- _ABOUT THIS EXERCISE_
With the pictures set aside, write out all of the data exactly as it stands.
Content starts
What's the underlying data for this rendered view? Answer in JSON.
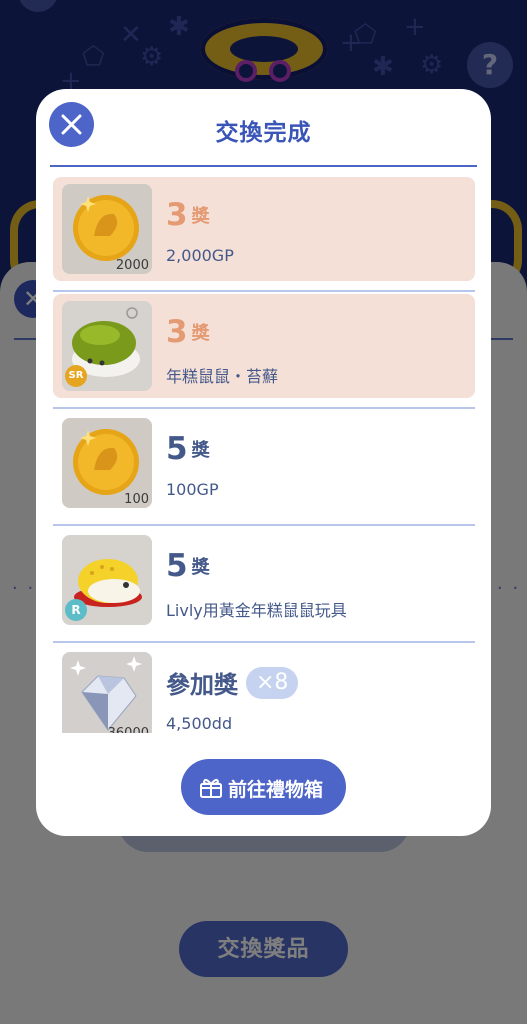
{
  "background": {
    "help_glyph": "?",
    "close_glyph": "✕",
    "dots": "· ·",
    "exchange_button_label": "交換獎品"
  },
  "modal": {
    "title": "交換完成",
    "close_icon": "close-icon",
    "items": [
      {
        "rank": "3",
        "rank_label": "獎",
        "name": "2,000GP",
        "thumb_count": "2000",
        "icon": "gold-coin-icon",
        "highlight": true
      },
      {
        "rank": "3",
        "rank_label": "獎",
        "name": "年糕鼠鼠・苔蘚",
        "rarity": "SR",
        "icon": "moss-mochi-mouse-icon",
        "highlight": true
      },
      {
        "rank": "5",
        "rank_label": "獎",
        "name": "100GP",
        "thumb_count": "100",
        "icon": "gold-coin-icon",
        "highlight": false
      },
      {
        "rank": "5",
        "rank_label": "獎",
        "name": "Livly用黃金年糕鼠鼠玩具",
        "rarity": "R",
        "icon": "golden-mochi-mouse-toy-icon",
        "highlight": false
      },
      {
        "rank": "參加獎",
        "name": "4,500dd",
        "quantity": "×8",
        "thumb_count": "36000",
        "icon": "diamond-icon",
        "highlight": false
      }
    ],
    "gift_button_label": "前往禮物箱",
    "gift_icon": "gift-box-icon"
  },
  "colors": {
    "primary": "#4d65c8",
    "highlight_row": "#f5e0d7",
    "rank_highlight": "#e49a72",
    "text": "#44598a"
  }
}
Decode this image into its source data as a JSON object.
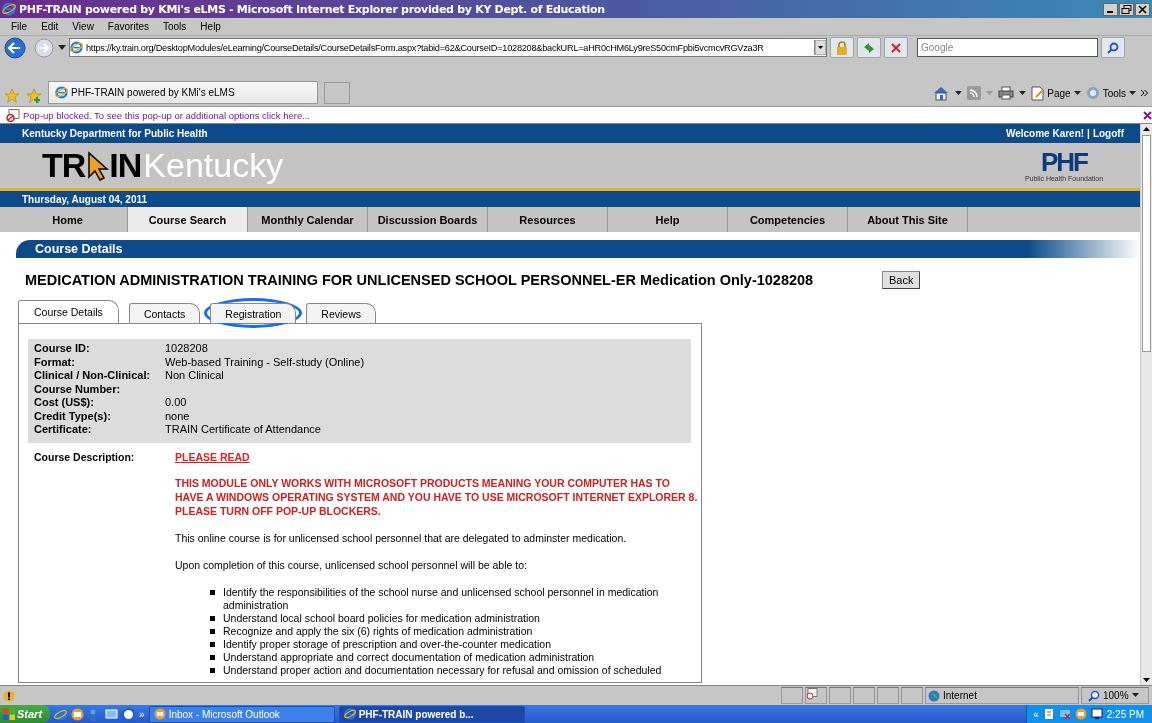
{
  "window": {
    "title": "PHF-TRAIN powered by KMi's eLMS - Microsoft Internet Explorer provided by KY Dept. of Education"
  },
  "menu": [
    "File",
    "Edit",
    "View",
    "Favorites",
    "Tools",
    "Help"
  ],
  "address": {
    "value": "https://ky.train.org/DesktopModules/eLearning/CourseDetails/CourseDetailsForm.aspx?tabid=62&CourseID=1028208&backURL=aHR0cHM6Ly9reS50cmFpbi5vcmcvRGVza3R"
  },
  "search": {
    "placeholder": "Google"
  },
  "browser_tab": {
    "title": "PHF-TRAIN powered by KMi's eLMS"
  },
  "command_bar": [
    "Page",
    "Tools"
  ],
  "info_bar": {
    "text": "Pop-up blocked. To see this pop-up or additional options click here..."
  },
  "site": {
    "organization": "Kentucky Department for Public Health",
    "welcome": "Welcome Karen!",
    "separator": "|",
    "logoff": "Logoff",
    "logo": {
      "left": "TR",
      "right": "IN",
      "suffix": "Kentucky"
    },
    "partner_logo": {
      "name": "PHF",
      "tagline": "Public Health Foundation"
    },
    "date": "Thursday, August 04, 2011"
  },
  "nav": [
    {
      "label": "Home",
      "selected": false
    },
    {
      "label": "Course Search",
      "selected": true
    },
    {
      "label": "Monthly Calendar",
      "selected": false
    },
    {
      "label": "Discussion Boards",
      "selected": false
    },
    {
      "label": "Resources",
      "selected": false
    },
    {
      "label": "Help",
      "selected": false
    },
    {
      "label": "Competencies",
      "selected": false
    },
    {
      "label": "About This Site",
      "selected": false
    }
  ],
  "section_heading": "Course Details",
  "course_title": "MEDICATION ADMINISTRATION TRAINING FOR UNLICENSED SCHOOL PERSONNEL-ER Medication Only-1028208",
  "back_button": "Back",
  "tabs": [
    {
      "label": "Course Details",
      "selected": true
    },
    {
      "label": "Contacts",
      "selected": false
    },
    {
      "label": "Registration",
      "selected": false
    },
    {
      "label": "Reviews",
      "selected": false
    }
  ],
  "fields": [
    {
      "label": "Course ID:",
      "value": "1028208"
    },
    {
      "label": "Format:",
      "value": "Web-based Training - Self-study (Online)"
    },
    {
      "label": "Clinical / Non-Clinical:",
      "value": "Non Clinical"
    },
    {
      "label": "Course Number:"
    },
    {
      "label": "Cost (US$):",
      "value": "0.00"
    },
    {
      "label": "Credit Type(s):",
      "value": "none"
    },
    {
      "label": "Certificate:",
      "value": "TRAIN Certificate of Attendance"
    }
  ],
  "description": {
    "label": "Course Description:",
    "link": "PLEASE READ",
    "warning": "THIS MODULE ONLY WORKS WITH MICROSOFT PRODUCTS MEANING YOUR COMPUTER HAS TO HAVE A WINDOWS OPERATING SYSTEM AND YOU HAVE TO USE MICROSOFT INTERNET EXPLORER 8.  PLEASE TURN OFF POP-UP BLOCKERS.",
    "paragraphs": [
      "This online course is for unlicensed school personnel that are delegated to adminster medication.",
      "Upon completion of this course, unlicensed school personnel will be able to:"
    ],
    "bullets": [
      "Identify the responsibilities of the school nurse and unlicensed school personnel in medication administration",
      "Understand local school board policies for medication administration",
      "Recognize and apply the six (6) rights of medication administration",
      "Identify proper storage of prescription and over-the-counter medication",
      "Understand appropriate and correct documentation of medication administration",
      "Understand proper action and documentation necessary for refusal and omission of scheduled"
    ]
  },
  "status_bar": {
    "zone": "Internet",
    "zoom": "100%"
  },
  "taskbar": {
    "start": "Start",
    "overflow": "»",
    "tasks": [
      {
        "label": "Inbox - Microsoft Outlook",
        "selected": false
      },
      {
        "label": "PHF-TRAIN powered b...",
        "selected": true
      }
    ],
    "tray_toggle": "«",
    "clock": "2:25 PM"
  }
}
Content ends
- _FINAL ANSWER_
What's the underlying data for this rendered view? Answer in JSON.
{
  "background": {
    "help_glyph": "?",
    "close_glyph": "✕",
    "dots": "· ·",
    "exchange_button_label": "交換獎品"
  },
  "modal": {
    "title": "交換完成",
    "close_icon": "close-icon",
    "items": [
      {
        "rank": "3",
        "rank_label": "獎",
        "name": "2,000GP",
        "thumb_count": "2000",
        "icon": "gold-coin-icon",
        "highlight": true
      },
      {
        "rank": "3",
        "rank_label": "獎",
        "name": "年糕鼠鼠・苔蘚",
        "rarity": "SR",
        "icon": "moss-mochi-mouse-icon",
        "highlight": true
      },
      {
        "rank": "5",
        "rank_label": "獎",
        "name": "100GP",
        "thumb_count": "100",
        "icon": "gold-coin-icon",
        "highlight": false
      },
      {
        "rank": "5",
        "rank_label": "獎",
        "name": "Livly用黃金年糕鼠鼠玩具",
        "rarity": "R",
        "icon": "golden-mochi-mouse-toy-icon",
        "highlight": false
      },
      {
        "rank": "參加獎",
        "name": "4,500dd",
        "quantity": "×8",
        "thumb_count": "36000",
        "icon": "diamond-icon",
        "highlight": false
      }
    ],
    "gift_button_label": "前往禮物箱",
    "gift_icon": "gift-box-icon"
  },
  "colors": {
    "primary": "#4d65c8",
    "highlight_row": "#f5e0d7",
    "rank_highlight": "#e49a72",
    "text": "#44598a"
  }
}
Decode this image into its source data as a JSON object.
{
  "window": {
    "title": "PHF-TRAIN powered by KMi's eLMS - Microsoft Internet Explorer provided by KY Dept. of Education"
  },
  "menu": [
    "File",
    "Edit",
    "View",
    "Favorites",
    "Tools",
    "Help"
  ],
  "address": {
    "value": "https://ky.train.org/DesktopModules/eLearning/CourseDetails/CourseDetailsForm.aspx?tabid=62&CourseID=1028208&backURL=aHR0cHM6Ly9reS50cmFpbi5vcmcvRGVza3R"
  },
  "search": {
    "placeholder": "Google"
  },
  "browser_tab": {
    "title": "PHF-TRAIN powered by KMi's eLMS"
  },
  "command_bar": [
    "Page",
    "Tools"
  ],
  "info_bar": {
    "text": "Pop-up blocked. To see this pop-up or additional options click here..."
  },
  "site": {
    "organization": "Kentucky Department for Public Health",
    "welcome": "Welcome Karen!",
    "separator": "|",
    "logoff": "Logoff",
    "logo": {
      "left": "TR",
      "right": "IN",
      "suffix": "Kentucky"
    },
    "partner_logo": {
      "name": "PHF",
      "tagline": "Public Health Foundation"
    },
    "date": "Thursday, August 04, 2011"
  },
  "nav": [
    {
      "label": "Home",
      "selected": false
    },
    {
      "label": "Course Search",
      "selected": true
    },
    {
      "label": "Monthly Calendar",
      "selected": false
    },
    {
      "label": "Discussion Boards",
      "selected": false
    },
    {
      "label": "Resources",
      "selected": false
    },
    {
      "label": "Help",
      "selected": false
    },
    {
      "label": "Competencies",
      "selected": false
    },
    {
      "label": "About This Site",
      "selected": false
    }
  ],
  "section_heading": "Course Details",
  "course_title": "MEDICATION ADMINISTRATION TRAINING FOR UNLICENSED SCHOOL PERSONNEL-ER Medication Only-1028208",
  "back_button": "Back",
  "tabs": [
    {
      "label": "Course Details",
      "selected": true
    },
    {
      "label": "Contacts",
      "selected": false
    },
    {
      "label": "Registration",
      "selected": false
    },
    {
      "label": "Reviews",
      "selected": false
    }
  ],
  "fields": [
    {
      "label": "Course ID:",
      "value": "1028208"
    },
    {
      "label": "Format:",
      "value": "Web-based Training - Self-study (Online)"
    },
    {
      "label": "Clinical / Non-Clinical:",
      "value": "Non Clinical"
    },
    {
      "label": "Course Number:"
    },
    {
      "label": "Cost (US$):",
      "value": "0.00"
    },
    {
      "label": "Credit Type(s):",
      "value": "none"
    },
    {
      "label": "Certificate:",
      "value": "TRAIN Certificate of Attendance"
    }
  ],
  "description": {
    "label": "Course Description:",
    "link": "PLEASE READ",
    "warning": "THIS MODULE ONLY WORKS WITH MICROSOFT PRODUCTS MEANING YOUR COMPUTER HAS TO HAVE A WINDOWS OPERATING SYSTEM AND YOU HAVE TO USE MICROSOFT INTERNET EXPLORER 8.  PLEASE TURN OFF POP-UP BLOCKERS.",
    "paragraphs": [
      "This online course is for unlicensed school personnel that are delegated to adminster medication.",
      "Upon completion of this course, unlicensed school personnel will be able to:"
    ],
    "bullets": [
      "Identify the responsibilities of the school nurse and unlicensed school personnel in medication administration",
      "Understand local school board policies for medication administration",
      "Recognize and apply the six (6) rights of medication administration",
      "Identify proper storage of prescription and over-the-counter medication",
      "Understand appropriate and correct documentation of medication administration",
      "Understand proper action and documentation necessary for refusal and omission of scheduled"
    ]
  },
  "status_bar": {
    "zone": "Internet",
    "zoom": "100%"
  },
  "taskbar": {
    "start": "Start",
    "overflow": "»",
    "tasks": [
      {
        "label": "Inbox - Microsoft Outlook",
        "selected": false
      },
      {
        "label": "PHF-TRAIN powered b...",
        "selected": true
      }
    ],
    "tray_toggle": "«",
    "clock": "2:25 PM"
  }
}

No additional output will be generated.